Collected data entries

^^^^^^^^

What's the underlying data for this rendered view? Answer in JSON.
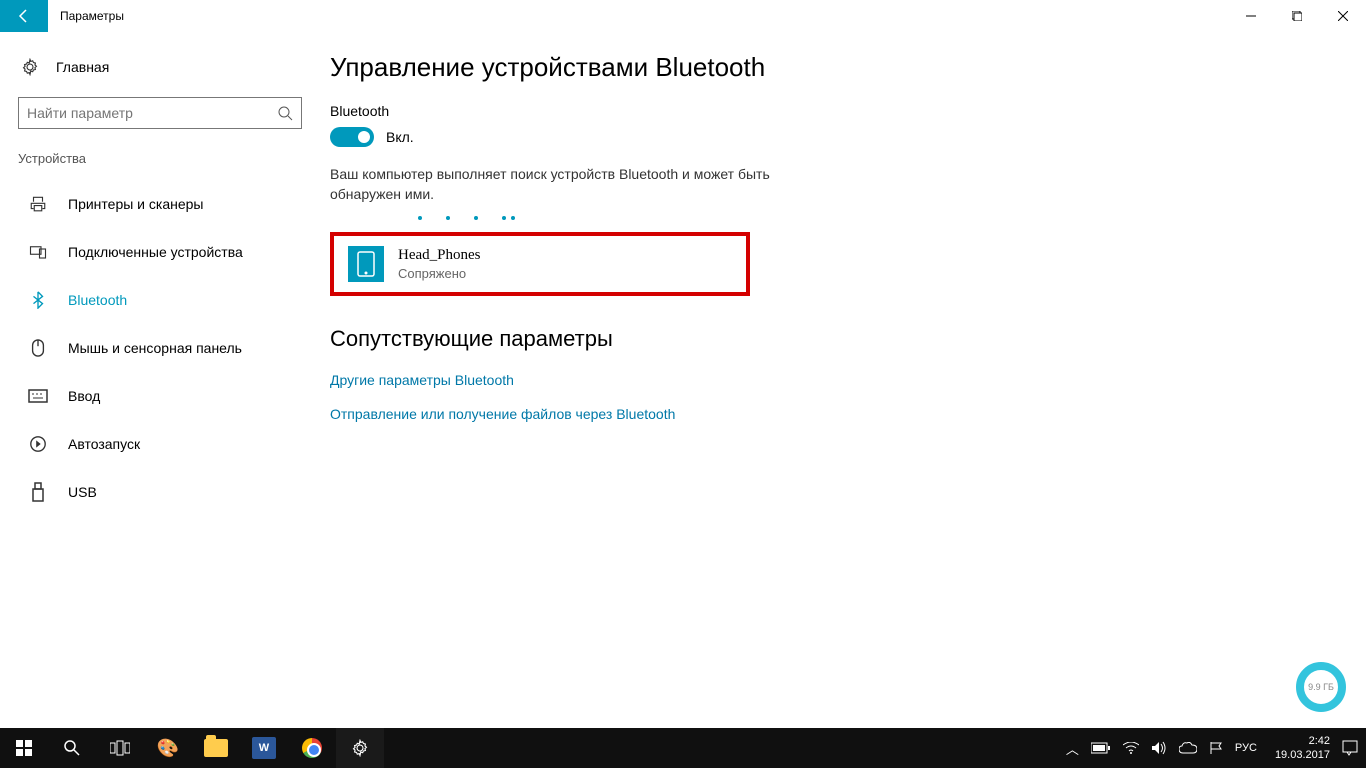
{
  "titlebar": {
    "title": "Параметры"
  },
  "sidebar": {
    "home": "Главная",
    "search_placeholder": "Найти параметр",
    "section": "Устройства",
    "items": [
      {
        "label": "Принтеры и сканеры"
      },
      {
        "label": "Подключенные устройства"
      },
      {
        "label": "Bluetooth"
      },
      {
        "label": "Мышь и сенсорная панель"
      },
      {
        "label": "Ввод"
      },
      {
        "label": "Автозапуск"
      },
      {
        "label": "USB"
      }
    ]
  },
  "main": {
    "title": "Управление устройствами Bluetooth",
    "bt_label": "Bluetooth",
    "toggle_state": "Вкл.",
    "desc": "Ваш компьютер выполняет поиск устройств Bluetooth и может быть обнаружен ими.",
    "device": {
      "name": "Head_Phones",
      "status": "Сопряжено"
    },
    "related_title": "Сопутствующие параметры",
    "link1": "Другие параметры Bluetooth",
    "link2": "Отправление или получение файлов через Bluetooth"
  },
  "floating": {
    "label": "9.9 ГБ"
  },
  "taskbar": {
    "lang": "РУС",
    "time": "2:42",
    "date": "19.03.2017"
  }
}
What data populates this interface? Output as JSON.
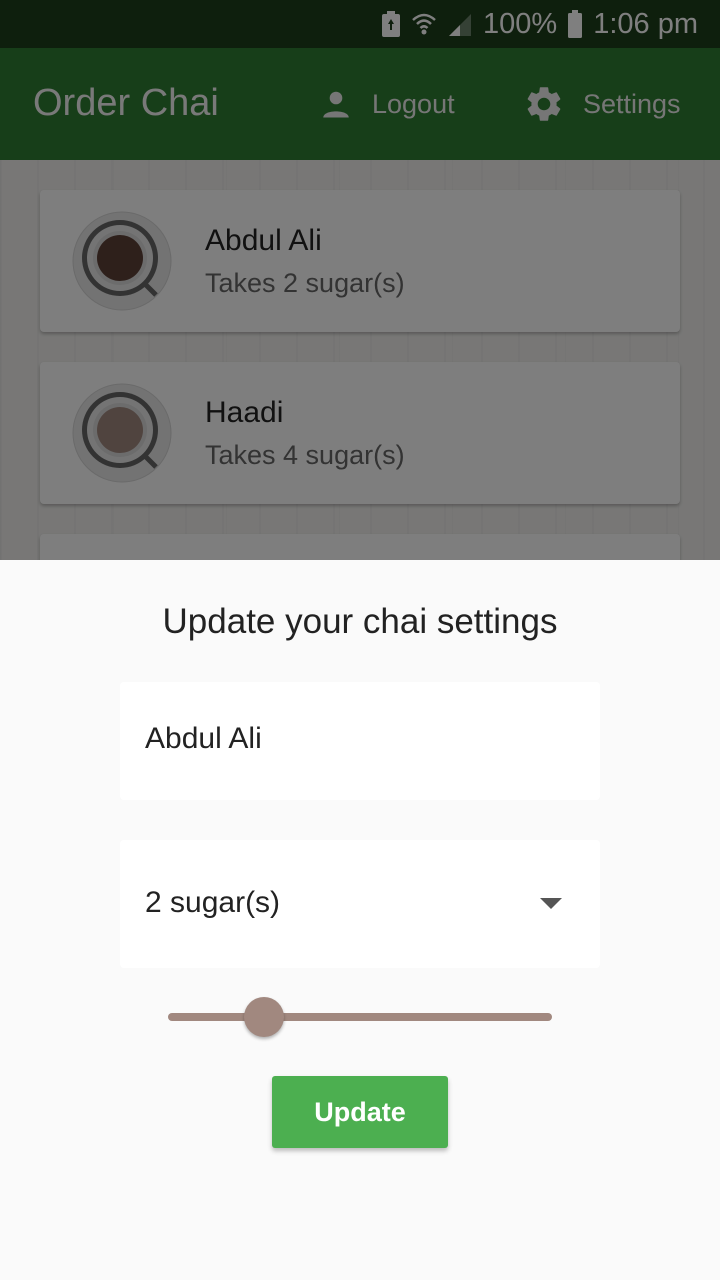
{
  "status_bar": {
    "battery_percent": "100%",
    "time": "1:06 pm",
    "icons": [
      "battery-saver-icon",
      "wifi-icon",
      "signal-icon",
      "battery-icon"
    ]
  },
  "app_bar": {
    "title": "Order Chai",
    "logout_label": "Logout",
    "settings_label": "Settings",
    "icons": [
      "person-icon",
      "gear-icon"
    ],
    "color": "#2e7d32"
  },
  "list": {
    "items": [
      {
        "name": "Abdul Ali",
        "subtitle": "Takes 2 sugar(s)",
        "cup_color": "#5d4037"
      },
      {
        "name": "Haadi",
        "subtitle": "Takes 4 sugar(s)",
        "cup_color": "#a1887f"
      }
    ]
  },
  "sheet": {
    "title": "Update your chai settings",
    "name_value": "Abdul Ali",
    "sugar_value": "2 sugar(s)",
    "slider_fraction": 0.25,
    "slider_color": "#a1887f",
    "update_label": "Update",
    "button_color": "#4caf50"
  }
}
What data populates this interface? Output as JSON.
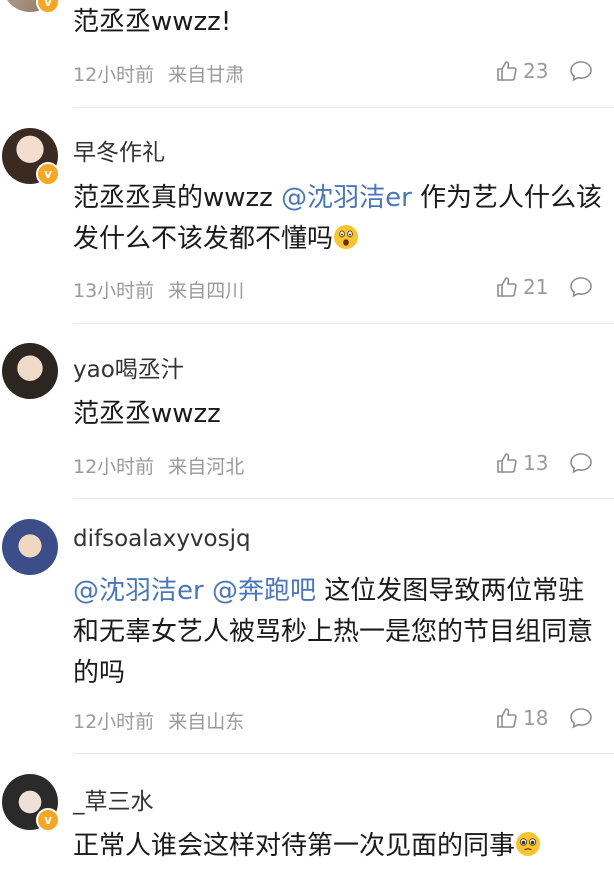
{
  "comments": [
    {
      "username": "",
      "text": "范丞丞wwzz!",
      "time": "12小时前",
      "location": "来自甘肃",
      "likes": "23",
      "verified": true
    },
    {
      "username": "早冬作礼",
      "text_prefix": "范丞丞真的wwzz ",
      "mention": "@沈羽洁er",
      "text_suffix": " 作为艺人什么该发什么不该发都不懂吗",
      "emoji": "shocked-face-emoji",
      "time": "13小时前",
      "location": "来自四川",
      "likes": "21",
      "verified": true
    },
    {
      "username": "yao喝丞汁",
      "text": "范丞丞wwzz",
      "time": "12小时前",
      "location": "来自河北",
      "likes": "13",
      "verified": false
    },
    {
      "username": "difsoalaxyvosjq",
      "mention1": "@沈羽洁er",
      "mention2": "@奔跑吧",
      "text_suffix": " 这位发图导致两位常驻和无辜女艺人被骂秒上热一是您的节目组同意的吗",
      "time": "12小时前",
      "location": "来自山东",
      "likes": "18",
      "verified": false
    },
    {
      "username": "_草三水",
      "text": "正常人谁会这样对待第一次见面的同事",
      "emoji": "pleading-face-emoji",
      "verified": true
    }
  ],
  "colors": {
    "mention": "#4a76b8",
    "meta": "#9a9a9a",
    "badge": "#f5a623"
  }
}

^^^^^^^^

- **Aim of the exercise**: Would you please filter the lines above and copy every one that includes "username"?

- **Result of this exercise**:
      "username": "",
      "username": "早冬作礼",
      "username": "yao喝丞汁",
      "username": "difsoalaxyvosjq",
      "username": "_草三水",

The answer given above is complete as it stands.